His Holiness picked this up, noting that when we talk about compassion it has to include having compassion for yourself. It’s not just a matter of self-sacrifice. He remarked that he has observed a foolish sense of selfishness and a wise sense of selfishness. Since we are social animals, who depend on one another, to show love and compassion to others is wise. His Holiness mentioned his old friend Richard Moore who as a ten year old was blinded by a rubber bullet in Northern Ireland. When he regained consciousness and found he was blind he wasn’t angry, he expressed regret only that he could no longer see his mother’s face. Moore met the soldier who shot him. They became friends and now work for the welfare of children in conflict zones. His Holiness regards Moore as his hero because he has responded to his own hardship with compassion for others.
As the morning’s presentations came to an end, Thupten Jinpa invited His Holiness to advise what else needed to be done. His Holiness responded that he had not much to say other than to make clear his deep appreciation for the programs he’d heard about and his hope and wish that it will be possible to increase and extend them.

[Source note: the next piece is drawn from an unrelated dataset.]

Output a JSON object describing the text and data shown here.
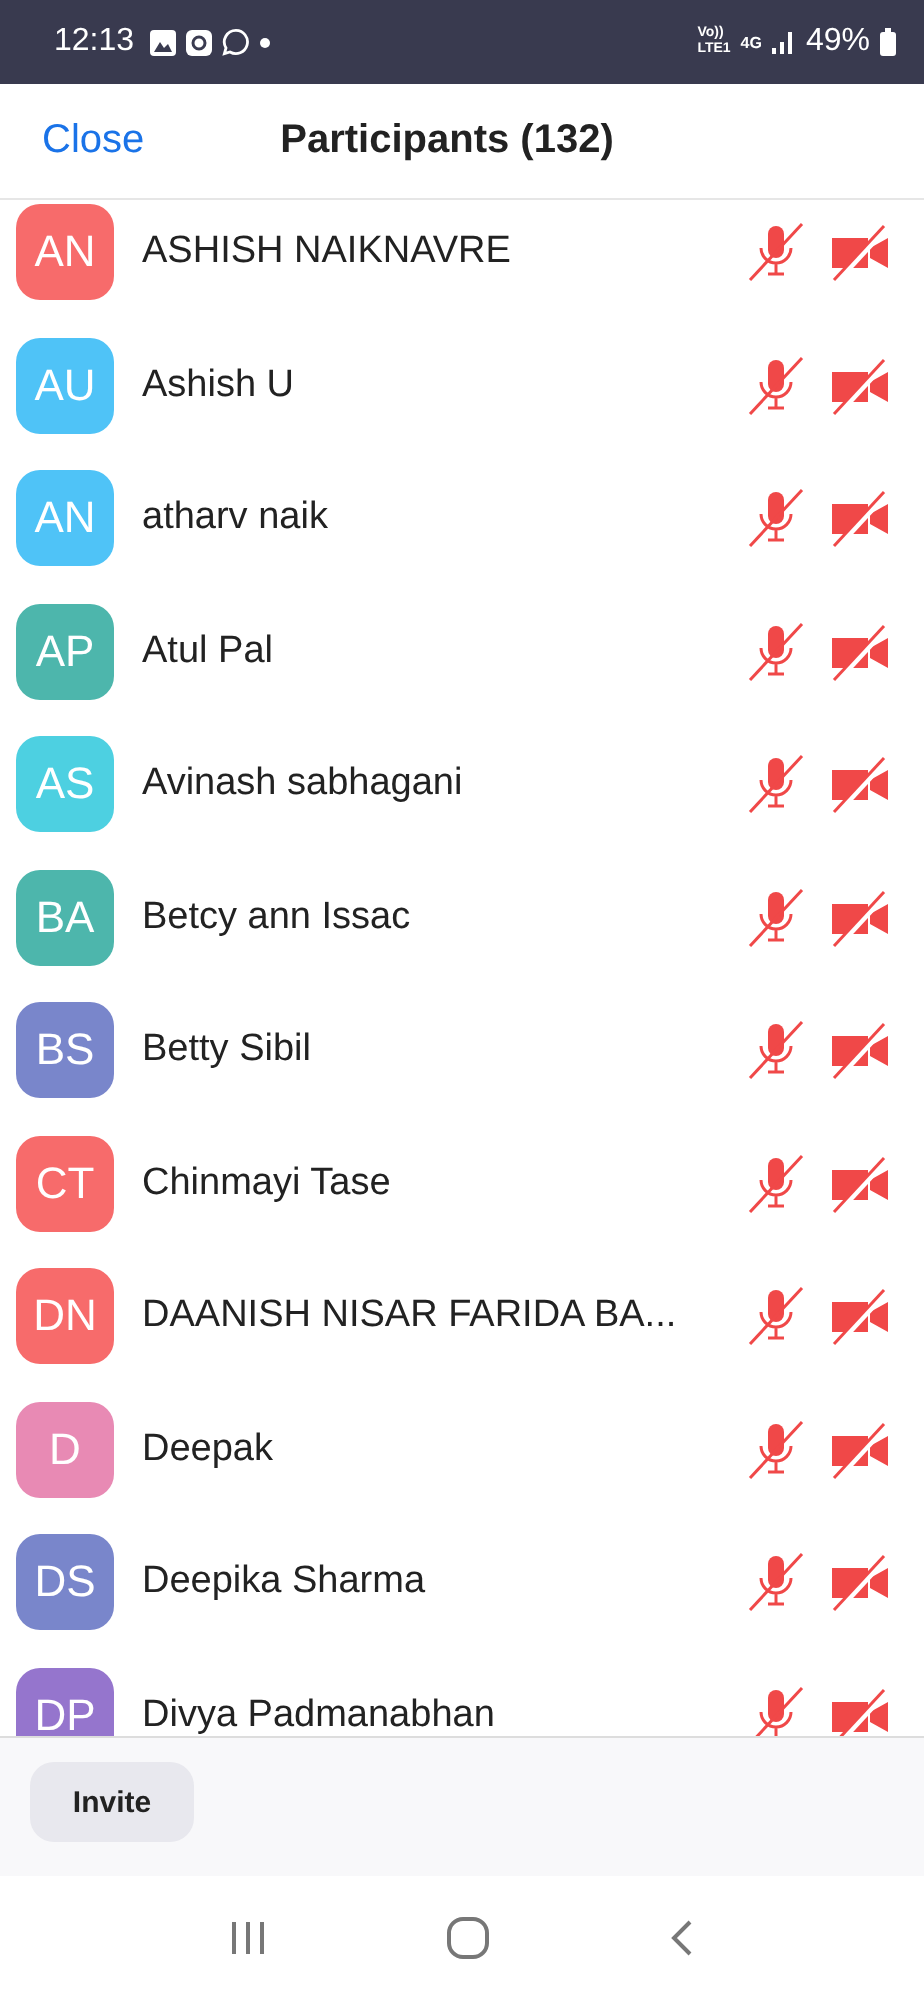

As the session ended, His Holiness made his way slowly down to the temple yard where a car was waiting to drive him home. He will attend another morning meeting tomorrow.